■ Your instructions ■
Look below for lines that hold the string "heart" and copy each one.
Data for review below:
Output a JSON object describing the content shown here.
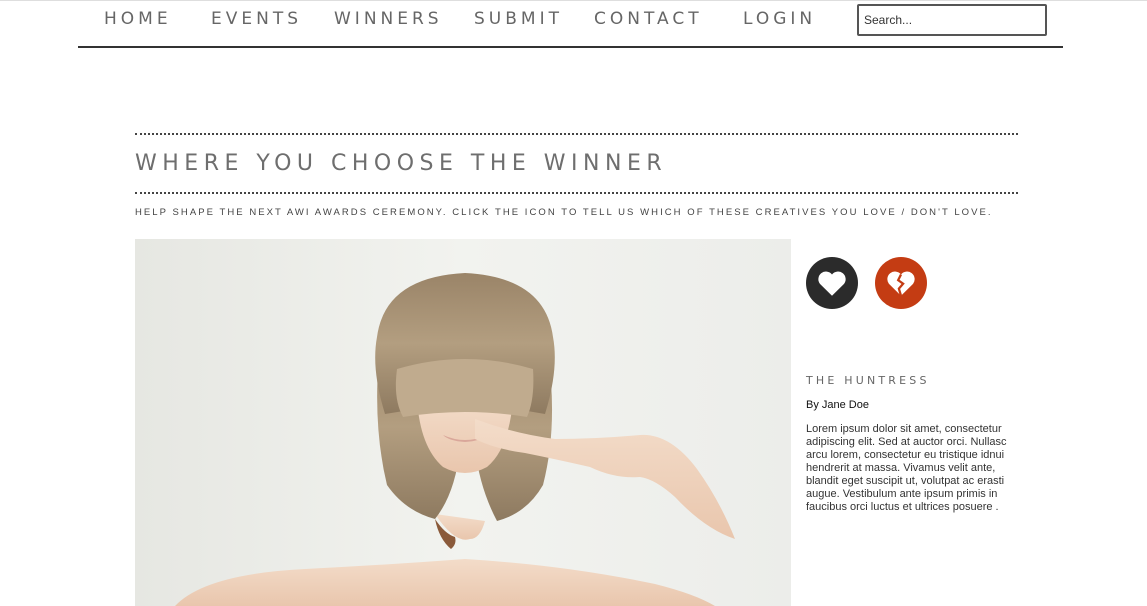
{
  "nav": {
    "items": [
      {
        "label": "HOME"
      },
      {
        "label": "EVENTS"
      },
      {
        "label": "WINNERS"
      },
      {
        "label": "SUBMIT"
      },
      {
        "label": "CONTACT"
      },
      {
        "label": "LOGIN"
      }
    ],
    "search_placeholder": "Search..."
  },
  "page": {
    "title": "WHERE YOU CHOOSE THE WINNER",
    "subtitle": "HELP SHAPE THE NEXT AWI AWARDS CEREMONY. CLICK THE ICON TO TELL US WHICH OF THESE CREATIVES YOU LOVE / DON'T LOVE."
  },
  "vote": {
    "love_icon": "heart-icon",
    "dont_love_icon": "broken-heart-icon",
    "love_color": "#2b2b2b",
    "dont_love_color": "#c43c13"
  },
  "entry": {
    "title": "THE HUNTRESS",
    "author": "By Jane Doe",
    "description": "Lorem ipsum dolor sit amet, consectetur adipiscing elit. Sed at auctor orci. Nullasc arcu lorem, consectetur eu tristique idnui hendrerit at massa. Vivamus velit ante, blandit eget suscipit ut, volutpat ac erasti augue. Vestibulum ante ipsum primis in faucibus orci luctus et ultrices posuere ."
  }
}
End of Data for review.
■ Answer for this exercise ■
    "love_icon": "heart-icon",
    "dont_love_icon": "broken-heart-icon",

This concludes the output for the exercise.